The truth is that low-altitude ponderosa ecosystems are fire-dependent, and informed, thoughtful thinning regimens are needed to restore them to a condition where they can undergo low-impact burns again.
This thinning is needed in overgrown ponderosa forest to restore the optimum habitat for the goshawk. WildEarth Guardians and their ilk just don't get it.
All forests in the American southwest have plants and animals that have evolved with regular fire for thousands of year. Before 1900, wildfire happened frequently, virtually everywhere in northern New Mexico. Those fires made smoke and "managed" the trees and plants and the wildlife. The US Forest Service started putting out fires in 1903 near Santa Fe, and the consequences of that fire suppression combined with more than a hundred years of overgrazing by livestock and some logging has profoundly messed up our forests.

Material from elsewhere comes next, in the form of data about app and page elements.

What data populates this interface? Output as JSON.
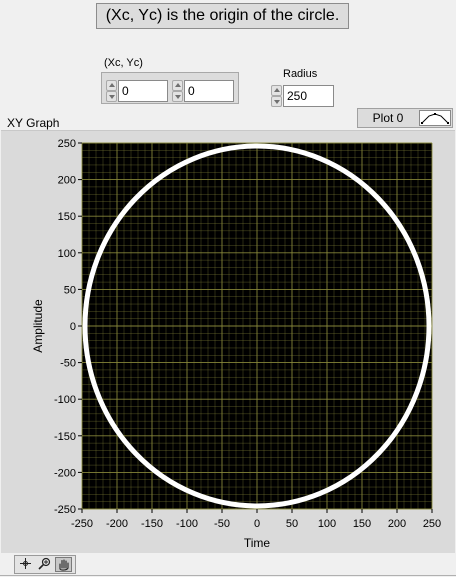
{
  "note": {
    "text": "(Xc, Yc) is the origin of the circle."
  },
  "origin_control": {
    "label": "(Xc, Yc)",
    "xc_value": "0",
    "yc_value": "0"
  },
  "radius_control": {
    "label": "Radius",
    "value": "250"
  },
  "graph": {
    "caption": "XY Graph",
    "legend": {
      "plot_name": "Plot 0"
    },
    "palette": {
      "tools": [
        "cursor-move-icon",
        "zoom-icon",
        "pan-hand-icon"
      ]
    }
  },
  "chart_data": {
    "type": "scatter",
    "xlabel": "Time",
    "ylabel": "Amplitude",
    "xlim": [
      -250,
      250
    ],
    "ylim": [
      -250,
      250
    ],
    "x_ticks": [
      -250,
      -200,
      -150,
      -100,
      -50,
      0,
      50,
      100,
      150,
      200,
      250
    ],
    "y_ticks": [
      -250,
      -200,
      -150,
      -100,
      -50,
      0,
      50,
      100,
      150,
      200,
      250
    ],
    "grid": true,
    "background_color": "#000000",
    "grid_color": "#8c8c3c",
    "series": [
      {
        "name": "Plot 0",
        "shape": "circle",
        "center": [
          0,
          0
        ],
        "radius": 250,
        "color": "#ffffff"
      }
    ]
  }
}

The best way to repair our watersheds is by putting fire back in when conditions are right and letting well behaved fires burn over large areas. Prescribed fire and lightning fires allowed to burn can only help lower future fire intensity and protect human property if the fires happen when conditions are not too dry. Prescribed fires are set under carefully measured conditions but the right conditions are increasingly rare as climate change causes warmer, dryer springs and falls.
The public doesn't like fire smoke and the Forest Service and the National Park Service regularly deal with public anger about smoke from prescribed fire. Yet, prescribed fires lower the intensity of the inevitable wildfires that put out far more smoke and usually cannot be controlled. The public must learn to bear with the smoke as a necessary and natural part of life in the West.

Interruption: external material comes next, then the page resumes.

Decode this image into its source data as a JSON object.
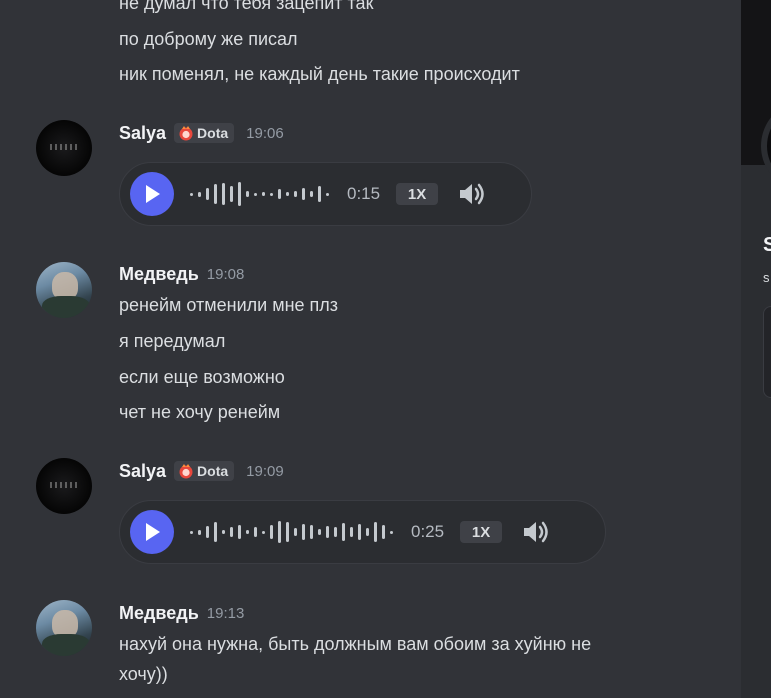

We focus on the Santa Fe watershed but the Tesuque watershed, just to the north is fuel-chocked also and will burn intensely should fire start in the dry summer. The best answer to protect Tesuque and Tesuque Pueblo from subsequent flooding would be to set very large prescribed fires at all altitudes to take a first swipe at the fuel buildup.

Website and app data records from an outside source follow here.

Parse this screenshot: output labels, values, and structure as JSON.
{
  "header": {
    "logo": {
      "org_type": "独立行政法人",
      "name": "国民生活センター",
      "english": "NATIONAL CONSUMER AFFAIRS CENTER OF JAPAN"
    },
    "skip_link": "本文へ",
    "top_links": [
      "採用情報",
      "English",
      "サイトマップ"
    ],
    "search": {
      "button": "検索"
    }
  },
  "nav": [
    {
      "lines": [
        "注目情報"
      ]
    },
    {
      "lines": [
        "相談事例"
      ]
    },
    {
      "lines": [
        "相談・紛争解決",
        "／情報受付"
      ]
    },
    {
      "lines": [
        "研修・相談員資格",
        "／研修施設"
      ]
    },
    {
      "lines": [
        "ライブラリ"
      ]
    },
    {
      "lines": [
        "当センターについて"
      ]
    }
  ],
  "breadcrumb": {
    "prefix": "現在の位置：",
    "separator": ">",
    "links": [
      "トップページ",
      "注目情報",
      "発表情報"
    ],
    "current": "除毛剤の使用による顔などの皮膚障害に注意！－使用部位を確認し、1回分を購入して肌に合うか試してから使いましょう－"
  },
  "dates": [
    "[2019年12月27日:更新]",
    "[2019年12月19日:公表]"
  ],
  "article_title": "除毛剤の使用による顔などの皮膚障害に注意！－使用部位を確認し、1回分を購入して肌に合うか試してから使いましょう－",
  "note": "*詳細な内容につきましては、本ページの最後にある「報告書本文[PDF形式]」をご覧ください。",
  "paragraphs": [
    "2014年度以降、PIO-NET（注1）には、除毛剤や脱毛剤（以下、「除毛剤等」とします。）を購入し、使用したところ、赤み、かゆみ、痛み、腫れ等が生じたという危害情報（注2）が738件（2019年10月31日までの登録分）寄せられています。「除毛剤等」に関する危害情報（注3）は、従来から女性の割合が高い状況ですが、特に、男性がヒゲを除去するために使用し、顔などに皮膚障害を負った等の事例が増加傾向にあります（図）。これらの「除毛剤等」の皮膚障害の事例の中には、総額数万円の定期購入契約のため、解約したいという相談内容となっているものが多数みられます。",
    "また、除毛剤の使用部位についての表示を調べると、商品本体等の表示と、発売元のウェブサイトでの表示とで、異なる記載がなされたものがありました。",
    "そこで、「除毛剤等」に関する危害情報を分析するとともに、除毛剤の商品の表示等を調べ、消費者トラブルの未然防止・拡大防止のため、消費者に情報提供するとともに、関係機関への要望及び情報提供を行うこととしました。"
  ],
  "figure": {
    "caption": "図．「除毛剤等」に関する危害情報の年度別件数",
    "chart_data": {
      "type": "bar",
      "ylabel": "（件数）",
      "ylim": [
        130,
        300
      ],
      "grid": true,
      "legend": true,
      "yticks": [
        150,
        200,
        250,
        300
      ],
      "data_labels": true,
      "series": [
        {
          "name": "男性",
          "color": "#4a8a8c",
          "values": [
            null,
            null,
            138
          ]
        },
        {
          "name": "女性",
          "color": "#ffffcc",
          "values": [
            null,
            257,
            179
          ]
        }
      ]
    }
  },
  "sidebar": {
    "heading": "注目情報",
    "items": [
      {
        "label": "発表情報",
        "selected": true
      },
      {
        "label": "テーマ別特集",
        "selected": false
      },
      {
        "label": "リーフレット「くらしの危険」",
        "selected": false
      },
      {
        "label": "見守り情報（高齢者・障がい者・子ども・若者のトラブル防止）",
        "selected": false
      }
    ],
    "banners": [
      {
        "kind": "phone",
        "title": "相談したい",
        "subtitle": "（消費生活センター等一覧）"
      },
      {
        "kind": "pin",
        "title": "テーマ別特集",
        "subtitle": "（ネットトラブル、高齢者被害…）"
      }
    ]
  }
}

Thinning is expensive and time consuming but it does create jobs. The public must help restore our forest health and protect flood prone properties by tolerating temporary smoke and encouraging prescribed fire on a scale that will really help on many levels.
SANTA FE, NM
BLUE CORN, DEC. 11: "HOP OFF THE BUS, GUS"
A CITY, DIFFERENT
I was born and raised here; I went to school and left to the Marine Corps. This city is the one of the best working cauldrons as far as the melting pot goes. There are hurdles, as with any city.
It has become more diversified as far as culture could be addressed. The only area of distance is economically. People from here can't afford to live here unless they have property on their side. I felt fiscally stable enough to come back and raise my sons. I remember the bus station on Ortiz off of Water, it was the first place I found a pinball machine that wasn't a bar.
The only thing I can attest to with new people coming into our blessed city: Enter with compassion, you were called here for a reason. If you embrace the diversity of our beautiful city your experience will embrace you with warmth and love.
NEWS, DEC. 4: "ENDING THE RAPE CULTURE"
Excellent article. I'm sending copies to my daughter for her to think about and talk to her kids about (when they're a little older).
This is a wonderful article. Rape culture is real, and I'm happy that there are groups like IMPACT and the Santa Fe Rape Crisis Center that are working to promote positive, consensual sexual experiences.
The restaurant review published in the Dec. 11 edition gave the wrong name for the Museum of Indian Arts and Culture.
Mail letters to Letters, Santa Fe Reporter, PO Box 2306, Santa Fe, NM 87504, deliver to 132 E Marcy St., fax them to 988-5348 or email them to firstname.lastname@example.org. SFR welcomes original, signed letters to the editor. Letters (no more than 200 words) should refer to specific articles in the Reporter. They may be edited for clarity and space. Include address and phone number for verification purposes; these will not be published.